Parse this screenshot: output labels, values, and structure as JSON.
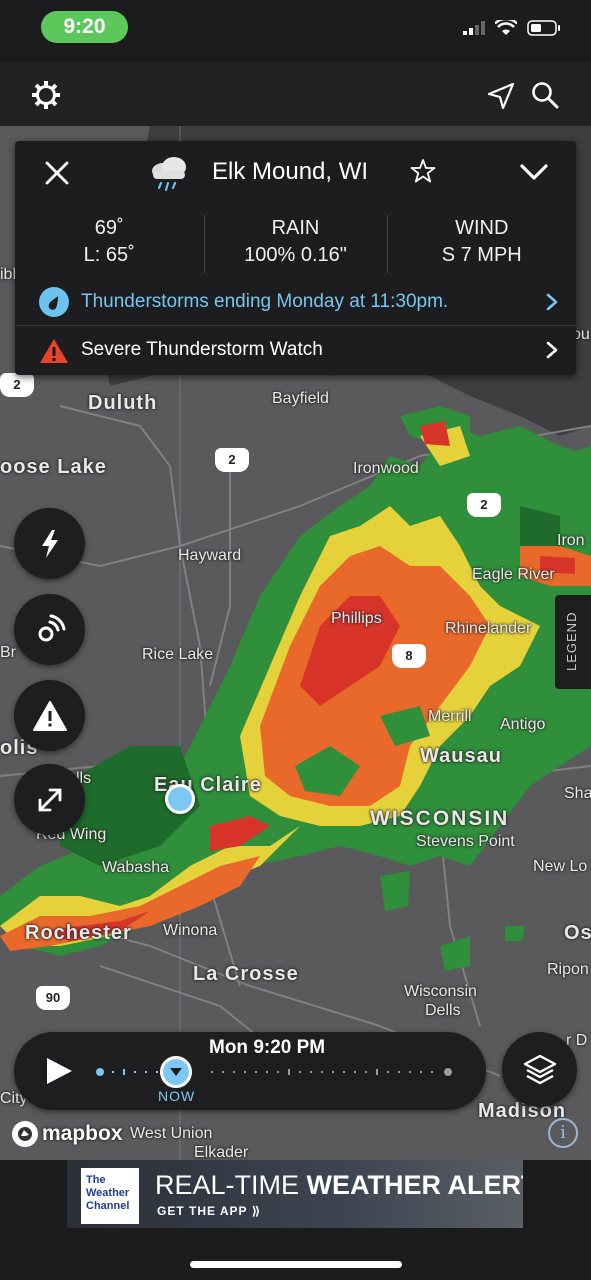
{
  "status_bar": {
    "time": "9:20"
  },
  "location_card": {
    "location": "Elk Mound, WI",
    "temp": {
      "high": "69˚",
      "low": "L: 65˚"
    },
    "rain": {
      "label": "RAIN",
      "value": "100% 0.16\""
    },
    "wind": {
      "label": "WIND",
      "value": "S 7 MPH"
    },
    "forecast_text": "Thunderstorms ending Monday at 11:30pm.",
    "alert_text": "Severe Thunderstorm Watch"
  },
  "map_labels": {
    "duluth": "Duluth",
    "bayfield": "Bayfield",
    "moose_lake": "oose Lake",
    "ironwood": "Ironwood",
    "iron": "Iron",
    "eagle_river": "Eagle River",
    "hayward": "Hayward",
    "phillips": "Phillips",
    "rhinelander": "Rhinelander",
    "rice_lake": "Rice Lake",
    "merrill": "Merrill",
    "antigo": "Antigo",
    "wausau": "Wausau",
    "eau_claire": "Eau Claire",
    "wisconsin": "WISCONSIN",
    "stevens_point": "Stevens Point",
    "sha": "Sha",
    "red_wing": "Red Wing",
    "wabasha": "Wabasha",
    "new_lo": "New Lo",
    "rochester": "Rochester",
    "winona": "Winona",
    "os": "Os",
    "la_crosse": "La Crosse",
    "ripon": "Ripon",
    "wisconsin_dells_1": "Wisconsin",
    "wisconsin_dells_2": "Dells",
    "madison": "Madison",
    "west_union": "West Union",
    "elkader": "Elkader",
    "city": "City",
    "olis": "olis",
    "lls": "lls",
    "br": "Br",
    "ibl": "ibl",
    "ou": "ou",
    "r_d": "r D"
  },
  "route_shields": [
    "2",
    "2",
    "2",
    "8",
    "90"
  ],
  "legend_label": "LEGEND",
  "timeline": {
    "time": "Mon 9:20 PM",
    "now_label": "NOW"
  },
  "attribution": "mapbox",
  "ad": {
    "brand_line1": "The",
    "brand_line2": "Weather",
    "brand_line3": "Channel",
    "headline_light": "REAL-TIME ",
    "headline_bold": "WEATHER ALERTS",
    "sub": "GET THE APP ⟫"
  },
  "colors": {
    "accent_blue": "#74c6f2",
    "status_green": "#5cc85c",
    "alert_red": "#e8432d"
  }
}
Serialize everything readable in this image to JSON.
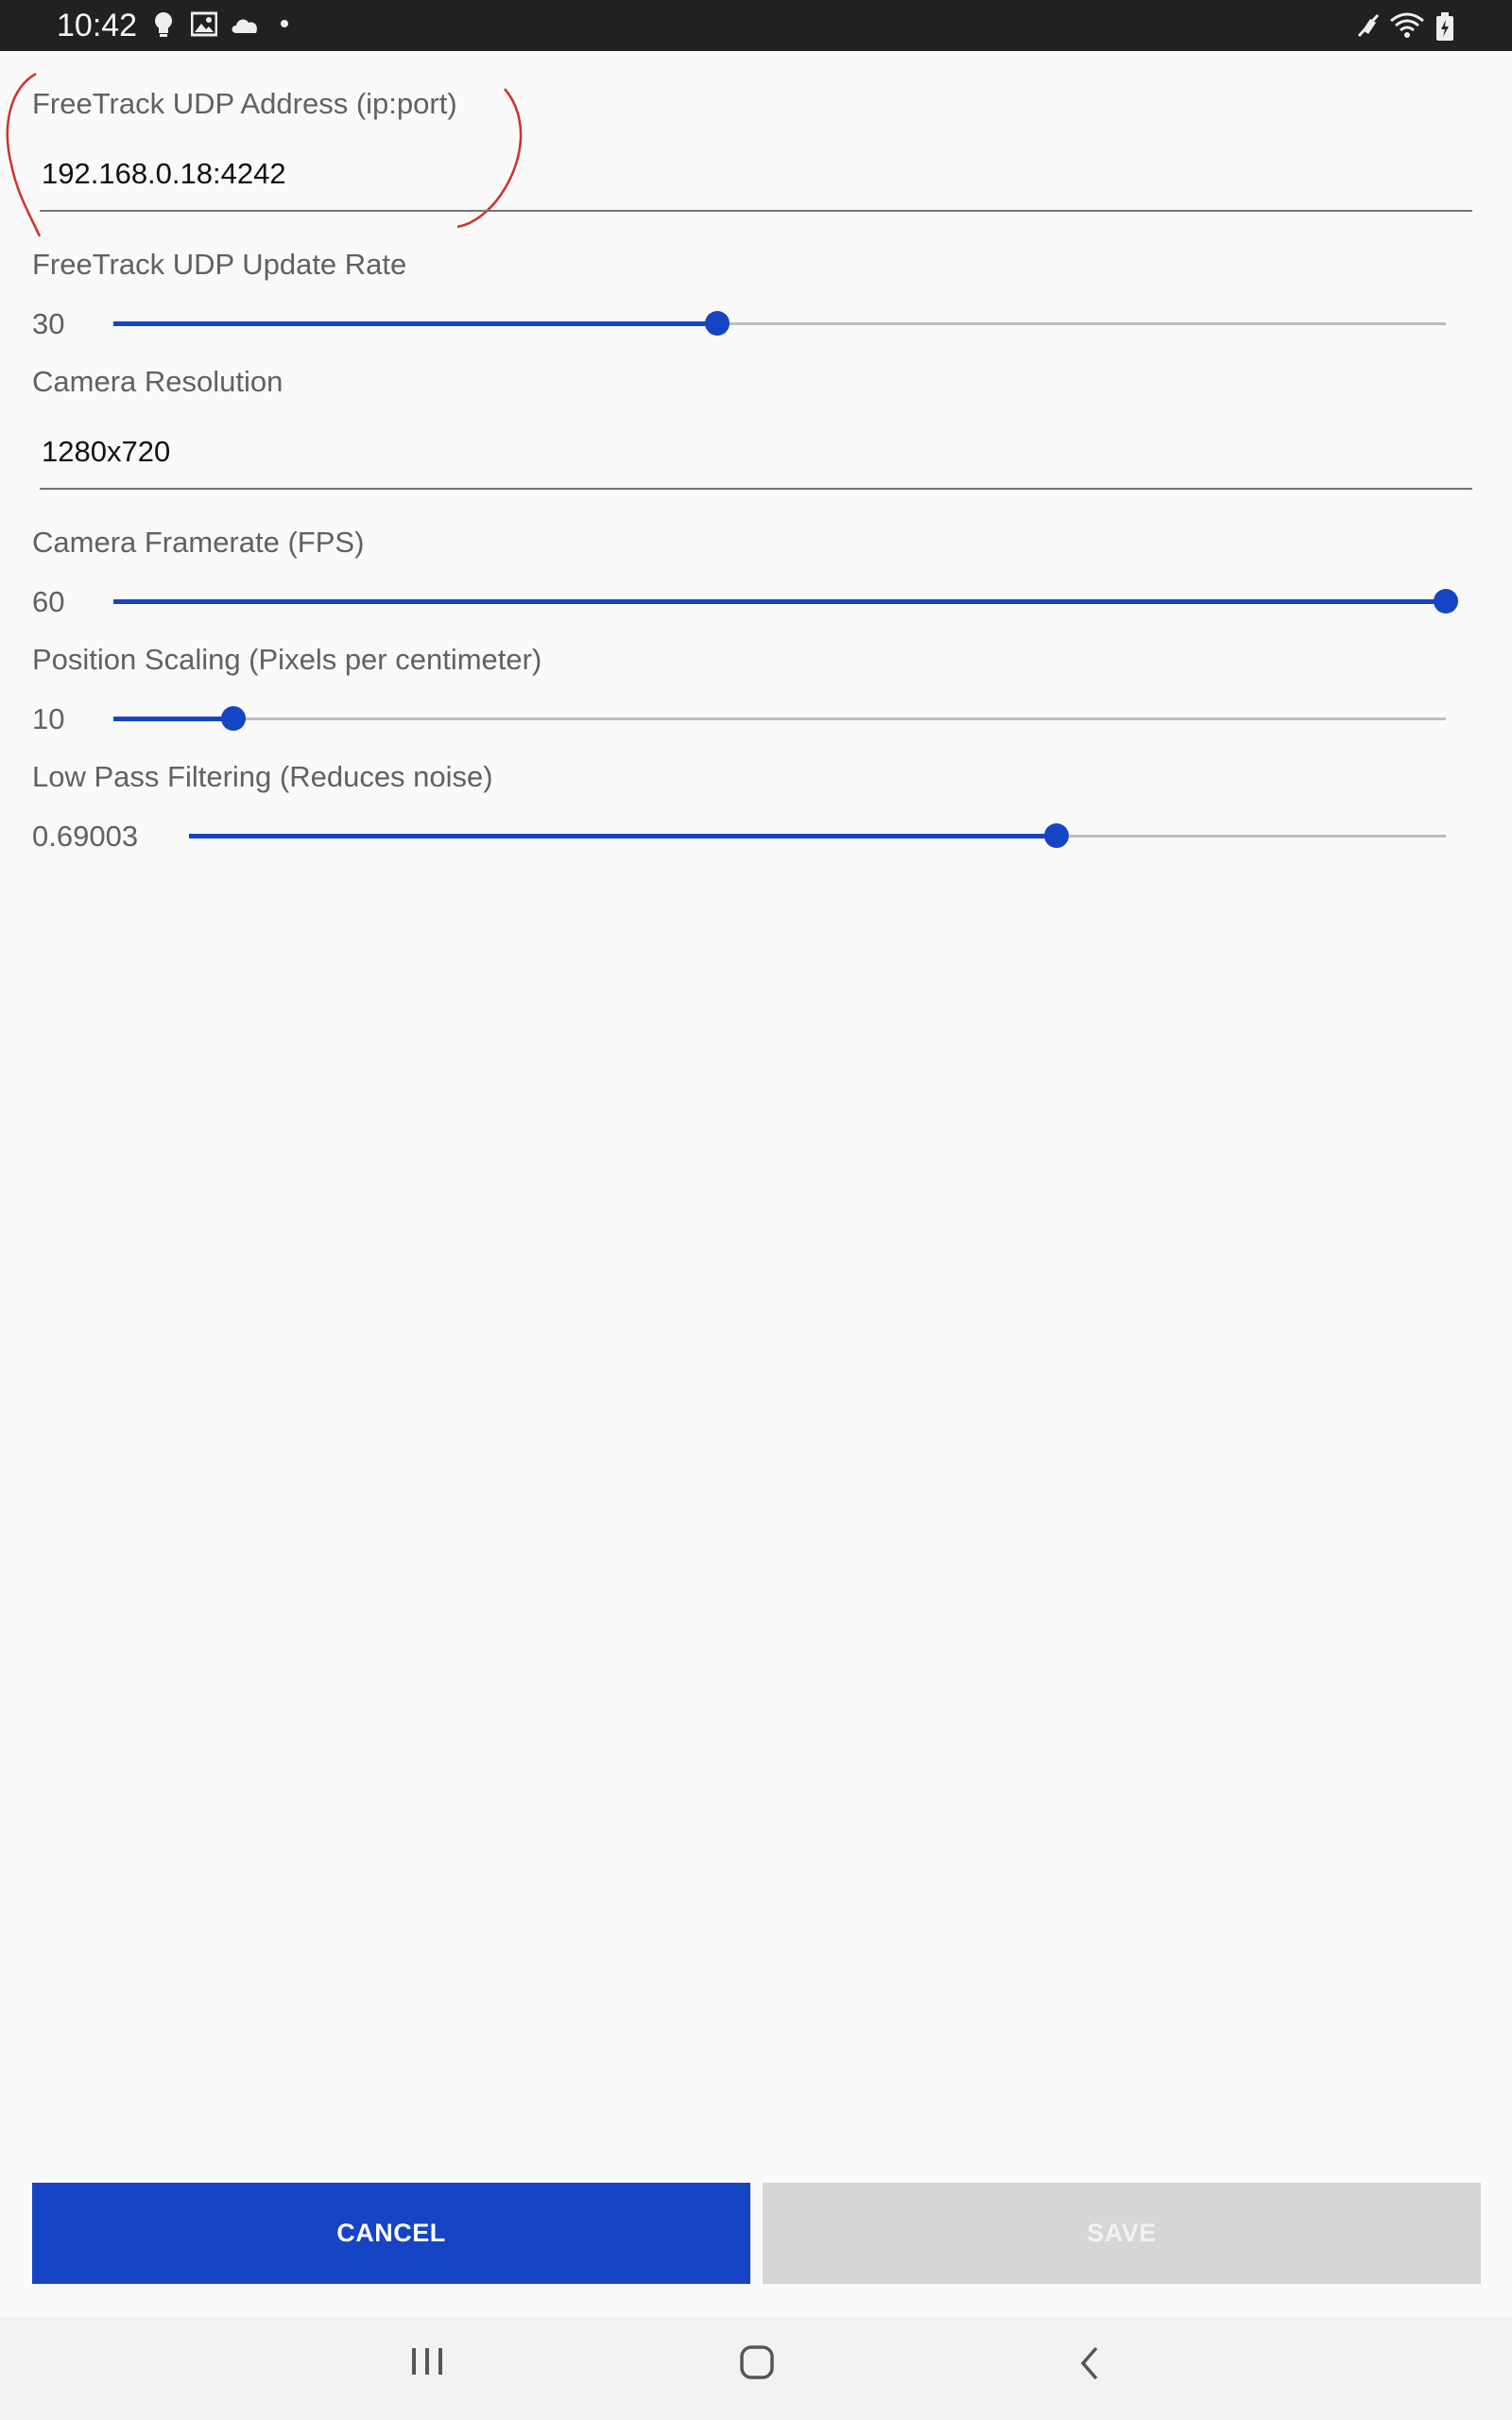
{
  "status_bar": {
    "time": "10:42",
    "left_icons": [
      "bulb-icon",
      "image-icon",
      "cloud-icon",
      "dot-icon"
    ],
    "right_icons": [
      "mute-icon",
      "wifi-icon",
      "battery-icon"
    ]
  },
  "settings": {
    "udp_address": {
      "label": "FreeTrack UDP Address (ip:port)",
      "value": "192.168.0.18:4242"
    },
    "udp_rate": {
      "label": "FreeTrack UDP Update Rate",
      "value": "30",
      "fraction": 0.453
    },
    "camera_resolution": {
      "label": "Camera Resolution",
      "value": "1280x720"
    },
    "camera_framerate": {
      "label": "Camera Framerate (FPS)",
      "value": "60",
      "fraction": 1.0
    },
    "position_scaling": {
      "label": "Position Scaling (Pixels per centimeter)",
      "value": "10",
      "fraction": 0.09
    },
    "low_pass": {
      "label": "Low Pass Filtering (Reduces noise)",
      "value": "0.69003",
      "fraction": 0.69
    }
  },
  "buttons": {
    "cancel": "CANCEL",
    "save": "SAVE"
  },
  "nav_bar": {
    "icons": [
      "recent-apps-icon",
      "home-icon",
      "back-icon"
    ]
  },
  "colors": {
    "accent": "#1545c4",
    "track": "#bdbdbd",
    "annotation": "#d32f2f",
    "disabled_button": "#d6d6d6"
  }
}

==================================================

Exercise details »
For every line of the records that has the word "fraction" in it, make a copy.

Worked solution »
      "fraction": 0.453
      "fraction": 1.0
      "fraction": 0.09
      "fraction": 0.69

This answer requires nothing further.